Read: October 24 - 28
Format: Hardback 307 pages
Source: Public Library
Subject: Espionage, Civil War
Category: The Engagement: this is getting serious
Challenges: 11 in 11, 75 Book, TIOLI, SYLL
Rose O'Neale Greenhow, have you ever heard of her? To be honest, I hadn't but after reading this book, I'm surprised by that fact. When I think of a spy in wartime in the 19th century, a woman is not necessarily what I imagine, but Rose Greenhow played that part more than adequately. A strong independent woman, Rose, living in the Nation's capital, was a Washington hostess, presidential confidante and spy.
Living in Washington, Rose had a virtual list of Who's Who that befriended her over thirty years - John C. Calhoun, Daniel Webster, Stephen Douglas (her son-in-law), Dolley Madison, Chief Justice Roger Taney, Mary Chestnut, Presidents Martin Van Buren, John Tyler, James Polk, and James Buchanan and she kept a correspondence throughout the war with Jefferson Davis and General Pierre Beauregard.
At the start of the Civil War, Rose Greenhow contacted the Confederate government and offered her services as a spy in Washington. She was given a special cipher and frequently during the early months of the war gathered important information regarding the troop numbers, placement, and planned movements. Never keeping her Confederate sympathies a secret, it is surprising the information she was able to gather and forward to the Confederacy. The success of the South at the first major battle at Bull Run can be linked to messages that she sent directly to General Beauregard.
In 1862 she was imprisoned (first in her own home and then in the Old Capital Orison) for nearly a year and then she was exiled to the south. President Jefferson Davis commissioned her to go to Europe to attempt to persuade England and France to recognize the Confederacy and aid them. During her time there, Rose met with Prime Ministers, Kings and Queens. On her trip home, while running the blockade outside of Wilmington, NC, her ship ran aground and rather than wait for the tide, she insisted on a lifeboat to make land. Swells ravaged the tiny boat and Rose was drowned. Rose Greenhow's strong independent spirit was her downfall because the ship safely made port the next morning.

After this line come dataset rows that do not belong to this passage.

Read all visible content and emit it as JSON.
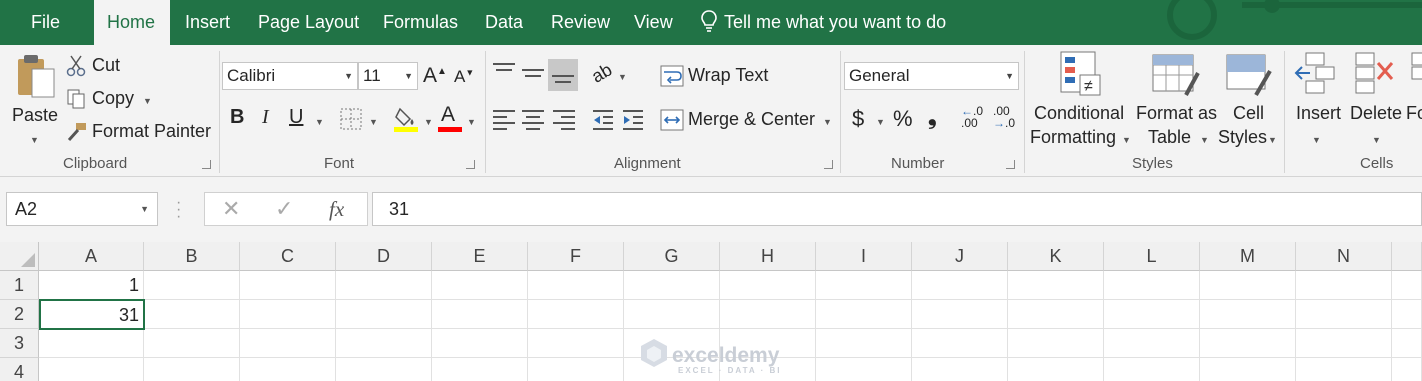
{
  "menu": {
    "tabs": [
      {
        "label": "File"
      },
      {
        "label": "Home"
      },
      {
        "label": "Insert"
      },
      {
        "label": "Page Layout"
      },
      {
        "label": "Formulas"
      },
      {
        "label": "Data"
      },
      {
        "label": "Review"
      },
      {
        "label": "View"
      }
    ],
    "tell_me": "Tell me what you want to do",
    "active_tab": "Home",
    "accent_color": "#217346"
  },
  "ribbon": {
    "clipboard": {
      "paste": "Paste",
      "cut": "Cut",
      "copy": "Copy",
      "format_painter": "Format Painter",
      "group_label": "Clipboard"
    },
    "font": {
      "font_name": "Calibri",
      "font_size": "11",
      "bold": "B",
      "italic": "I",
      "underline": "U",
      "group_label": "Font",
      "fill_color": "#ffff00",
      "font_color": "#ff0000"
    },
    "alignment": {
      "wrap_text": "Wrap Text",
      "merge_center": "Merge & Center",
      "group_label": "Alignment"
    },
    "number": {
      "format": "General",
      "currency": "$",
      "percent": "%",
      "comma": "❟",
      "inc_decimal": ".00",
      "group_label": "Number"
    },
    "styles": {
      "conditional_1": "Conditional",
      "conditional_2": "Formatting",
      "format_table_1": "Format as",
      "format_table_2": "Table",
      "cell_styles_1": "Cell",
      "cell_styles_2": "Styles",
      "group_label": "Styles"
    },
    "cells": {
      "insert": "Insert",
      "delete": "Delete",
      "format": "Fo",
      "group_label": "Cells"
    }
  },
  "formula_bar": {
    "name_box": "A2",
    "fx": "fx",
    "value": "31"
  },
  "grid": {
    "columns": [
      "A",
      "B",
      "C",
      "D",
      "E",
      "F",
      "G",
      "H",
      "I",
      "J",
      "K",
      "L",
      "M",
      "N"
    ],
    "rows": [
      "1",
      "2",
      "3",
      "4"
    ],
    "cells": {
      "A1": "1",
      "A2": "31"
    },
    "selected_cell": "A2"
  },
  "watermark": {
    "name": "exceldemy",
    "tagline": "EXCEL · DATA · BI"
  }
}
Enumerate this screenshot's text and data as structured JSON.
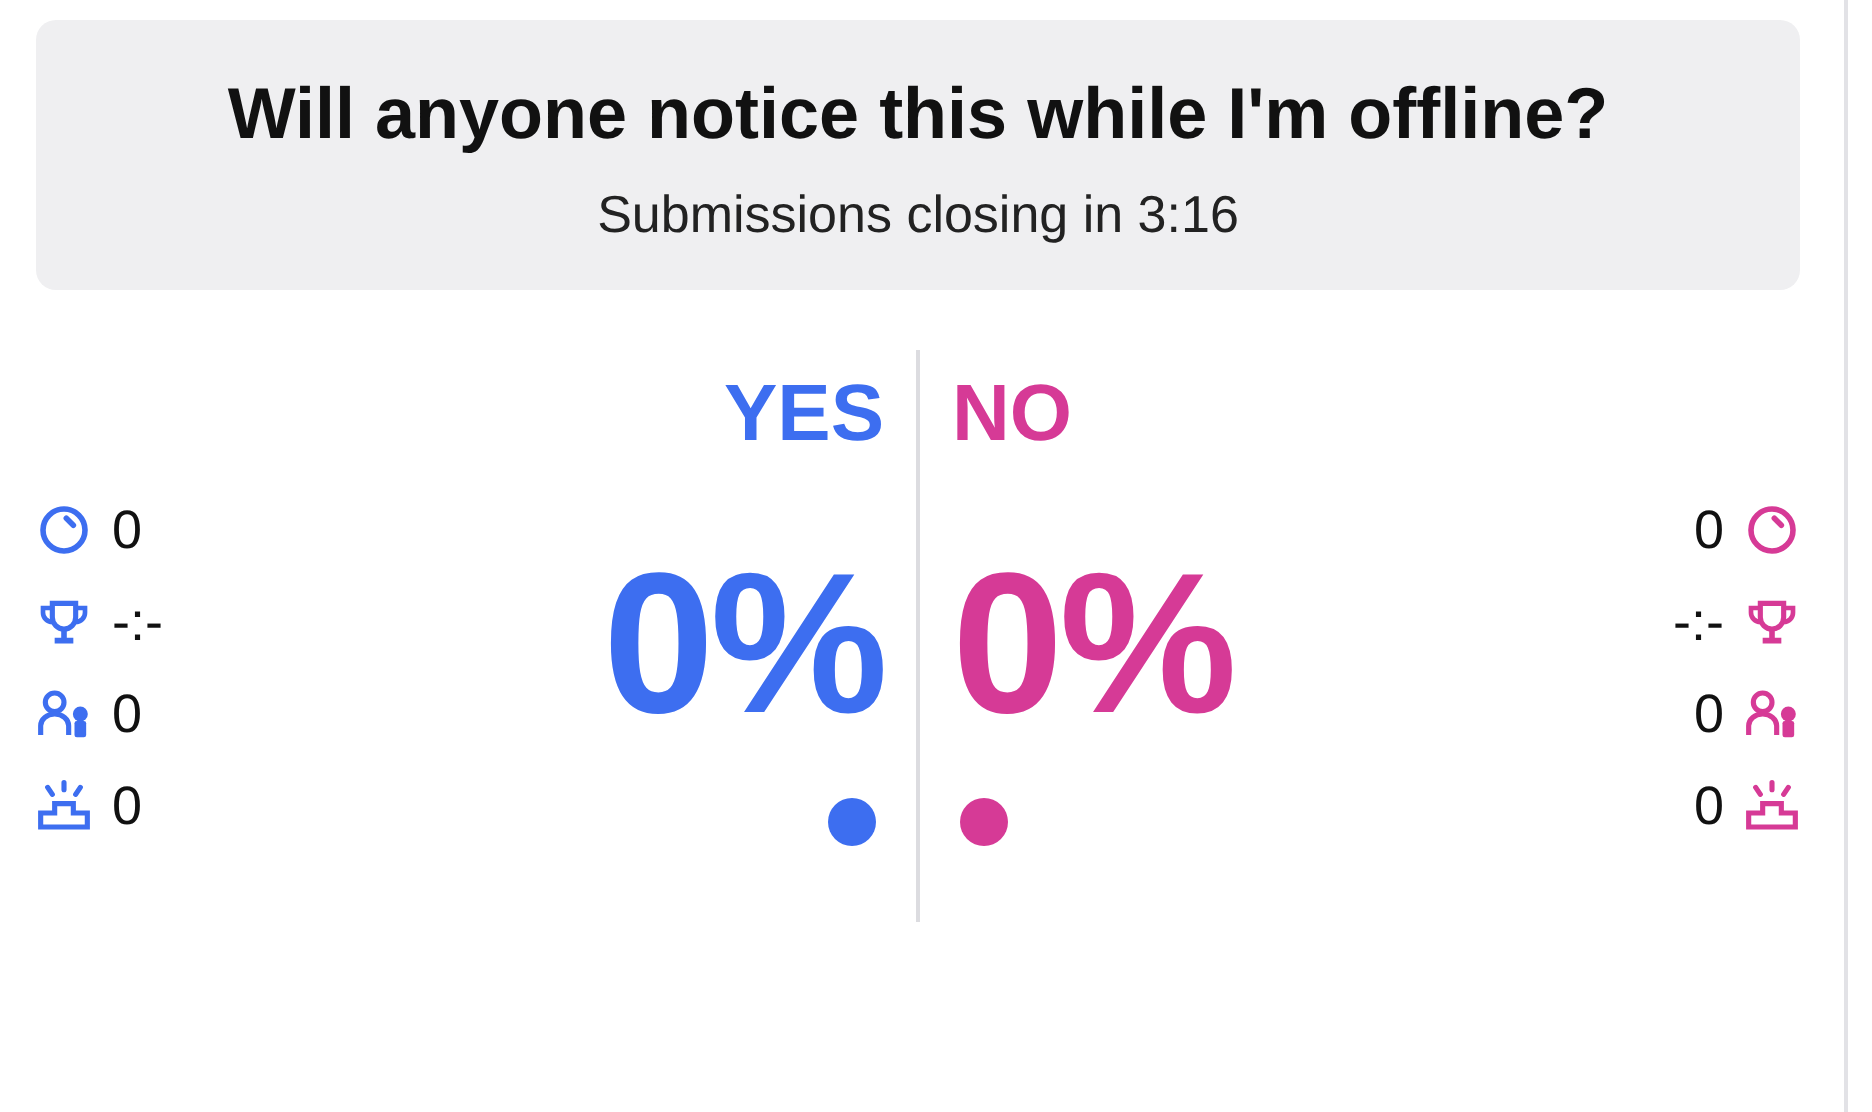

This book was an amazing tale of a feisty woman of the South, who embraced the southern cause and risked her liberty and gave her life for what she believed in. It is well-written and very informative of issues that were previously unknown to this reader at least.